The Disassociated Protagonist

There’s doubtless a more-approved critical term for this phenomenon, but I only took one lit-crit class in college, and also I don’t care. This is my term, and I’m finding it all over Play It As It Lays, which I’ve mentioned before I’m reading.

Observe:

In the care she counted the stiff bills. They stuck together and she missed one and she counted them four more times before she was certain she had them all. Since early morning she had been trying to remember something Les Goodwin had said to her, anything Les Goodwin had said to her. When she was not actually talking to him now she found it hard to keep him distinct from everyone else, everyone with whom she had ever slept or almost slept or refused to sleep or wanted to sleep. It had seems this past month as if they were all one, that her life had been a single sexual encounter, one dreamed fuck, no beginnings or ending, no point beyond itself. She tried to remember how it had been to drag Fremont Street in Vegas with Earl Lee Atkins when she was sixteen years old, how it had been to go out on the desert between Vegas and Boulder and drink beer from half-quart cans and feel her sunburn when he touched her and smell the chlorine from her own hair and the Lava soap from his and the sweet sharp smell of the starched cotton soaked with sweat. How High the Moon, the radio would play, Les Paul and Mary Ford. She tried to remember Ivan Costello, tried to fix in her mind the exact way the light came thought the shutters in his bedroom in New York, the exact colors of the striped sheets she had put on his bed and the way those sheets looked in the morning and the look of a motel room in which they had once spend a week in Maryland. She tried to remember Carter. She tried to remember Les Goodwin. She could remember it all but non of it seemed to come to anything. She had a sense the dream had ended and she had slept on.

This is from page 68-69 of my library copy, and most of the book is like this, the narrative of a woman who is almost out of her mind. She is utterly dissociated from the people in her life and acts out of inchoate impulses. And it strikes me that this reads much the way that anything by Bret Easton Ellis does. Less Than Zero is entirely in this vein, as is American Psycho. I’m not saying that Ellis is necessarily directly influenced by Didion, but I would not be surprised.

The primary difference is in what causes the dissociation. Less Than Zero is an exile observing the primal bestiality of Los Angeles, and American Psycho is capitalism atomising human beings into objects and body parts. Play It As It Lays‘ Maria seems to be dissociated by sex and the Men in her life. Something something Patriarchy something something.

There’s probably a lot of stories like this. I reckon I could crank one out if I wanted to.

Novels and Chapters

Is a Novel a series of Chapters, or are chapters just digestible parts of a novel?

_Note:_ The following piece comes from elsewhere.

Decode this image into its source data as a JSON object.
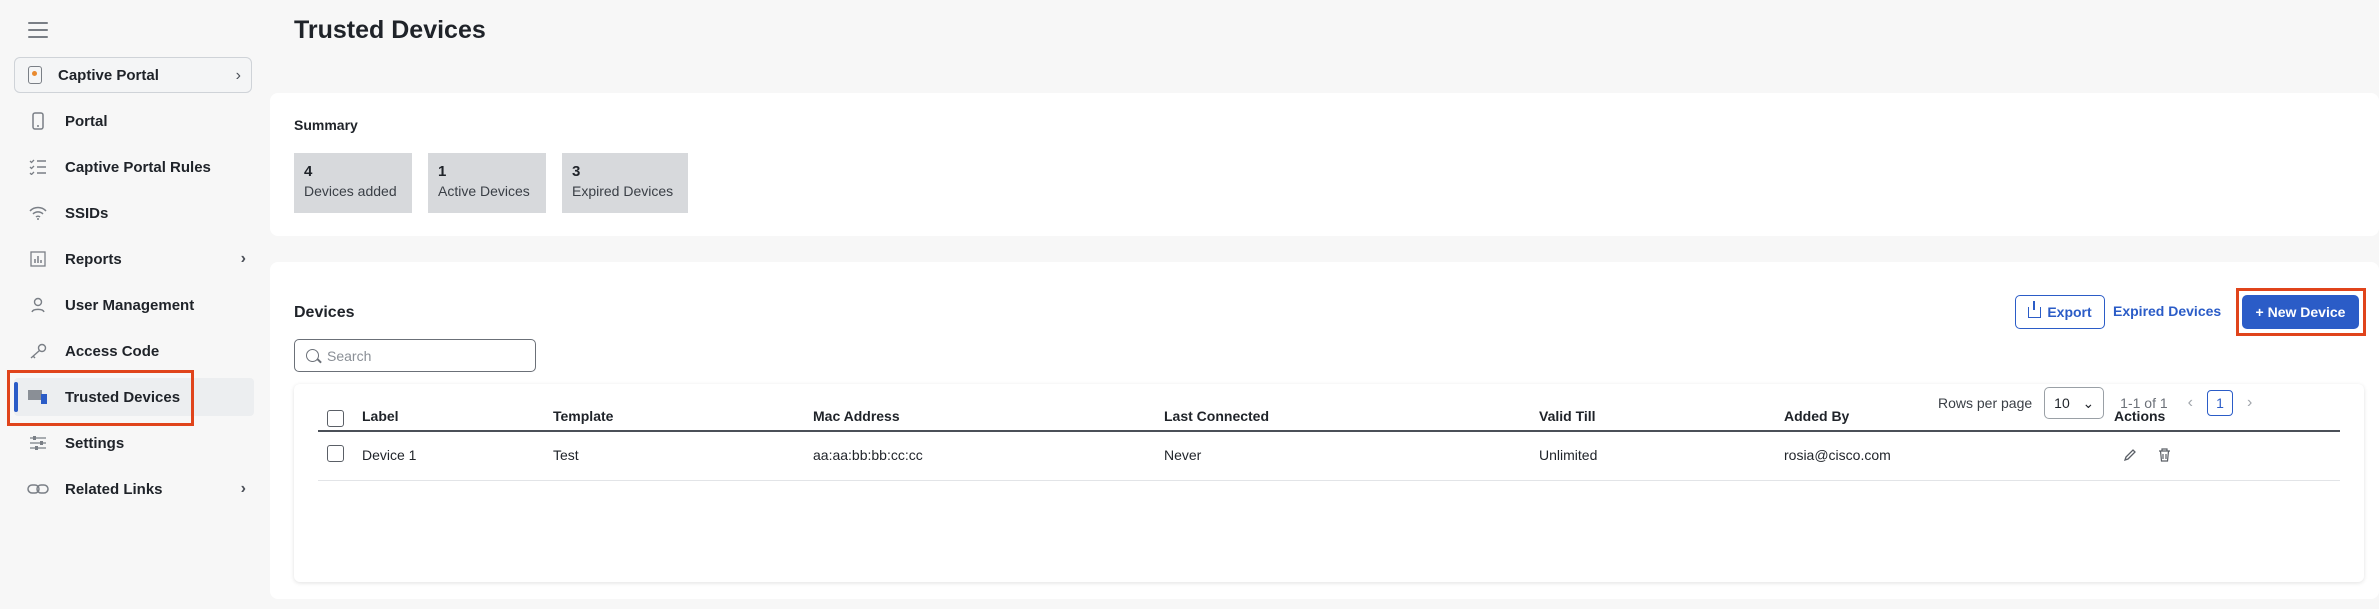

Tolkein wrote The Lord of the Rings as one complete work. It was subdivided into three “books” by his publisher. When I am drafting a novel (or novella, as I currently am), I usually start with a chapter number in mind (The Sword started as 12 chapters, then became 15). A chapter is a kind of movement, or act, with a beginning and an ending. Now this isn’t rigid, and sometimes a chapter has to be further divided or combined with another. But I have an idea of when its done when I start writing it.

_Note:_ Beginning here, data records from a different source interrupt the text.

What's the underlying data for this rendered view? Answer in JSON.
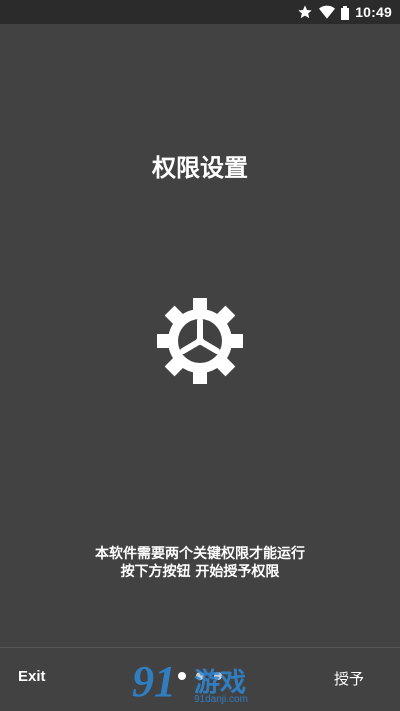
{
  "status_bar": {
    "time": "10:49",
    "icons": [
      "star-icon",
      "wifi-icon",
      "battery-icon"
    ]
  },
  "page": {
    "title": "权限设置",
    "icon": "settings-gear-icon",
    "message_line1": "本软件需要两个关键权限才能运行",
    "message_line2": "按下方按钮 开始授予权限"
  },
  "bottom_bar": {
    "exit_label": "Exit",
    "grant_label": "授予",
    "page_indicator": {
      "total": 3,
      "active": 1
    }
  },
  "watermark": {
    "number": "91",
    "text": "游戏",
    "url": "91danji.com"
  },
  "colors": {
    "background": "#424242",
    "status_bar": "#2b2b2b",
    "watermark": "#2f88d8"
  }
}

Currently I’m reading Joan Didion’s Play It As It Lays, and she does that amusing thing, that I haven’t seen since Douglas Adams, of having chapters that are barely more than a paragraph, while others go on much longer. These are chapters that simply denote the passage of time, and some can be mere snapshots of a moment that moves the characters or underlines a point about them. A chapter can be literally whatever you want a chapter to be.

Hence my question.